She explained that part of the boardwalk that runs parallel to the water is being finished up.
The park will have two bathrooms on site, both of which are under construction.
"The walls are up, but nothing has been installed internally yet," she said.
During the walk-through, they were also able to see the outline of how the playground is going to look, as well as a splash pad area that the children can run around on.
"Staff was able to look at the plans and get a visual as to where things were going to be placed in the park," she said.
Picnic pavilions are being erected as well as a replica of a historic seine boat. Plus pavers are going down in the parking lot.
All the visible construction is coming at a good time, Card said, noting they were starting to get calls questioning why they didn’t see any progress.
"It’s a deep park ... so it’s hard to see when driving down Calhoun," she said.
But work is happening.
One of the aspects of the park that Card is most excited about is that it will be handicapped accessible.
"Those that are wheelchair bound will have the opportunity to get out there because of the levels of how the railings are ... it’s all ADA compliant," she said.
"People are going to be able to get out there fishing," she added, noting a kayak launch area as well as for paddle boards. "We are extremely thrilled that this will be a park that will serve everybody."

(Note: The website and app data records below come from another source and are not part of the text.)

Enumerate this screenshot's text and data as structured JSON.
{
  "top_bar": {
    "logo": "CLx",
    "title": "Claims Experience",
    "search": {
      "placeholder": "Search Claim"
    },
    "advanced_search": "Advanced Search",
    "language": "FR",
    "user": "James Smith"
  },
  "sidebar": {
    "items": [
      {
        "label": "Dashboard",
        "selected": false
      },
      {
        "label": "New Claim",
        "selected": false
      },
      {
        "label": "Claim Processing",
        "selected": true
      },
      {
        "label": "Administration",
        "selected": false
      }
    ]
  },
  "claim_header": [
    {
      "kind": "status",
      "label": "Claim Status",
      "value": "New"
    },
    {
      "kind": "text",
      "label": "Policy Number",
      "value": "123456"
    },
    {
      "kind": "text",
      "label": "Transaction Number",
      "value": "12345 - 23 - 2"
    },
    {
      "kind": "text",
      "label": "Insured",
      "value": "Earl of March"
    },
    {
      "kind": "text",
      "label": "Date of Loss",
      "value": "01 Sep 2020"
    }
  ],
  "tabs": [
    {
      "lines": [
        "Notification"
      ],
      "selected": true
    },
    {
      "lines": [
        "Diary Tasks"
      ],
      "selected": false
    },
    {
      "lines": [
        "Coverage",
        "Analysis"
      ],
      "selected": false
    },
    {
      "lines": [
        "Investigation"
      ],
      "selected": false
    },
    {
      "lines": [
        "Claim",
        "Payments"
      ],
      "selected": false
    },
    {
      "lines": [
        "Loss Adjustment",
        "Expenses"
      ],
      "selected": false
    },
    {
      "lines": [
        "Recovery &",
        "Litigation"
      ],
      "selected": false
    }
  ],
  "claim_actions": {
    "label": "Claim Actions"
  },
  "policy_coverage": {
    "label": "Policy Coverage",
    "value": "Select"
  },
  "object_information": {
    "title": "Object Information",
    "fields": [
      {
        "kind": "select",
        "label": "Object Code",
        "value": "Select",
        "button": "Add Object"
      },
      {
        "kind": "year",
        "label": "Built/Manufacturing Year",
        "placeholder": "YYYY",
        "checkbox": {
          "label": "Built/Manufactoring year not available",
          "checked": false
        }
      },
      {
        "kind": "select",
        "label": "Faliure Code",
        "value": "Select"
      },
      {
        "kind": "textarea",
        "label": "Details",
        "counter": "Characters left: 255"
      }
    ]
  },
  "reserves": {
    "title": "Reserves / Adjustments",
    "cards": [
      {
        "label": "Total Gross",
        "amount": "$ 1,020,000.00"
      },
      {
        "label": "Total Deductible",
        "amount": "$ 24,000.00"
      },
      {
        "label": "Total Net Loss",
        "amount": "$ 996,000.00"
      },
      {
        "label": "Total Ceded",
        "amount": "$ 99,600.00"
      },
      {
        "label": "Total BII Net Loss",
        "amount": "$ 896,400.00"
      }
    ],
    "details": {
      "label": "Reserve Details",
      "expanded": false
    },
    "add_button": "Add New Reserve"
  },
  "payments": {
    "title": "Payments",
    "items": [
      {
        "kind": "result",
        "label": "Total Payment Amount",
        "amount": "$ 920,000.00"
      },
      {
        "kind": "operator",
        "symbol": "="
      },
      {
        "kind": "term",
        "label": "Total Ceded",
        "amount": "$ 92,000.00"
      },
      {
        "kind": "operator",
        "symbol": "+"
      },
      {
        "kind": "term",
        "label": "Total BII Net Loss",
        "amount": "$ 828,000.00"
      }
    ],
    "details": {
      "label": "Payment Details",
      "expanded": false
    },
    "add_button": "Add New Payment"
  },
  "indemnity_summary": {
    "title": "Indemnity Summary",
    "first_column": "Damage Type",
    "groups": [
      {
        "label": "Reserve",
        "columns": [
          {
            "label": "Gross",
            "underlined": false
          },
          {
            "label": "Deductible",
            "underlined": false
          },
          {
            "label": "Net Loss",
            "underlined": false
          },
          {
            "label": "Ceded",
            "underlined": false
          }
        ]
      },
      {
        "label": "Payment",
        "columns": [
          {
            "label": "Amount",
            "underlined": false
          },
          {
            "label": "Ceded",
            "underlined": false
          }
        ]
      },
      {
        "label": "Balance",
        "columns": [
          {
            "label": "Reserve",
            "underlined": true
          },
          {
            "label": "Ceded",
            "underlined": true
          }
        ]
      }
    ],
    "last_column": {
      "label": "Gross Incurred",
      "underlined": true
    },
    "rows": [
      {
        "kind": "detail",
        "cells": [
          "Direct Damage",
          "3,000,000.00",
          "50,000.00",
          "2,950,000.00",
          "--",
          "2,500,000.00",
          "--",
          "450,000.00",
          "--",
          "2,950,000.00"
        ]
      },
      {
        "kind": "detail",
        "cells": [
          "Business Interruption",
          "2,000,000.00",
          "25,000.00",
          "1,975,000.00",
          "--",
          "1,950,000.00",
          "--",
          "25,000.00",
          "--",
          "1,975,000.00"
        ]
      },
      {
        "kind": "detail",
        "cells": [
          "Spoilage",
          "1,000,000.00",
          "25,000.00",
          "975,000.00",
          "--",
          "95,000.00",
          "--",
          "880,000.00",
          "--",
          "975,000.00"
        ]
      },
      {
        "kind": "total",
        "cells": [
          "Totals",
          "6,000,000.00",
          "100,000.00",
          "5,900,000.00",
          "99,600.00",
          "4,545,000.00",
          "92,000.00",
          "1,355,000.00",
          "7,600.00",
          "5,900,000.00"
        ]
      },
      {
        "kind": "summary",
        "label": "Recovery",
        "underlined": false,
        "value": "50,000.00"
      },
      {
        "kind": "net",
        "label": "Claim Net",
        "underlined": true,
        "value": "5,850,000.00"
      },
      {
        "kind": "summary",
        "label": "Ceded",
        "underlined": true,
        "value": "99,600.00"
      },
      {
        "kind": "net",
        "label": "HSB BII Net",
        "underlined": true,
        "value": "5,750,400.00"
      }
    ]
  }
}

The total park project cost is about $10 million. That consists of land purchase and park development expenses, as well as more than $900,000 that the Trust plans to donate to the city to cover 10 years worth of operating and maintenance costs.